The mandatory EU-wide mask requirement for air travel is set to be dropped from Monday, May 16th, but airlines may still require passengers to wear masks on some or all flights

Covid face mask rule on flights in Europe set to be eased

Europe-wide facemask rules on flights are set to be ditched as early as next week in light of new recommendations from health and air safety experts.

The European Union Aviation Safety Agency (EASA) and European Centre for Disease Prevention and Control (ECDC) dropped recommendations for mandatory mask-wearing in airports and during flights in updated Covid-19 safety measures for travel issued on Wednesday, May 11th.

The new rules are expected to be rolled out from Monday, May 16th, but airlines may still continue to require the wearing of masks on some or all of flights.
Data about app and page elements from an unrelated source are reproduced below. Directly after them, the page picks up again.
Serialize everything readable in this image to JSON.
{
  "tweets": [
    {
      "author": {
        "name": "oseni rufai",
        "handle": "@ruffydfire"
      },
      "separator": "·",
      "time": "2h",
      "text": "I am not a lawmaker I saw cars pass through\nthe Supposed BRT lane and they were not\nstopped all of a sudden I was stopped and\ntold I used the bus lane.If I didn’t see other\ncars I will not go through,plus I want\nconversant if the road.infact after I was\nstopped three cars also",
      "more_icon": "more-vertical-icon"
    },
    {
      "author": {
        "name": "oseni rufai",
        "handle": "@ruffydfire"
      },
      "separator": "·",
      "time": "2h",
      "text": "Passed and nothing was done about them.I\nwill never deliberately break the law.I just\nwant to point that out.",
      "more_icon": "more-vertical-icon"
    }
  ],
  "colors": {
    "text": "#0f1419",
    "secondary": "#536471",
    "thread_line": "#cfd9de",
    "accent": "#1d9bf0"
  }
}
And the updated health safety measures still say that wearing a face mask remains one of the best ways to protect against the transmission of the virus.

The joint EASA/ECDC statement reminded travellers that masks may still be required on flights to destinations in certain countries that still require the wearing of masks on public transport and in transport hubs.
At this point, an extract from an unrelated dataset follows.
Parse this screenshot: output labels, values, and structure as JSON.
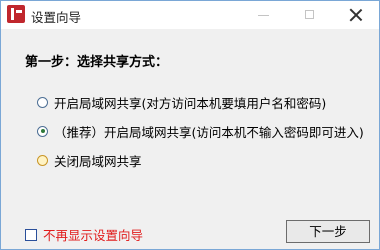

It also recommends that vulnerable passengers should continue to wear a face mask regardless of the rules, ideally an FFP2/N95/KN95 type mask which offers a higher level of protection than a standard surgical mask.

“From next week, face masks will no longer need to be mandatory in air travel in all cases, broadly aligning with the changing requirements of national authorities across Europe for public transport,” EASA executive director Patrick Ky said in the statement. 

“For passengers and air crews, this is a big step forward in the normalisation of air travel. Passengers should however behave responsibly and respect the choices of others around them. And a passenger who is coughing and sneezing should strongly consider wearing a face mask, for the reassurance of those seated nearby.”  

ECDC director Andrea Ammon added: “The development and continuous updates to the Aviation Health Safety Protocol in light of the ongoing Covid-19 pandemic have given travellers and aviation personnel better knowledge of the risks of transmission of SARS-CoV-2 and its variants. 

“While risks do remain, we have seen that non-pharmaceutical interventions and vaccines have allowed our lives to begin to return to normal. 

“While mandatory mask-wearing in all situations is no longer recommended, it is important to be mindful that together with physical distancing and good hand hygiene it is one of the best methods of reducing transmission. 

“The rules and requirements of departure and destination states should be respected and applied consistently, and travel operators should take care to inform passengers of any required measures in a timely manner.”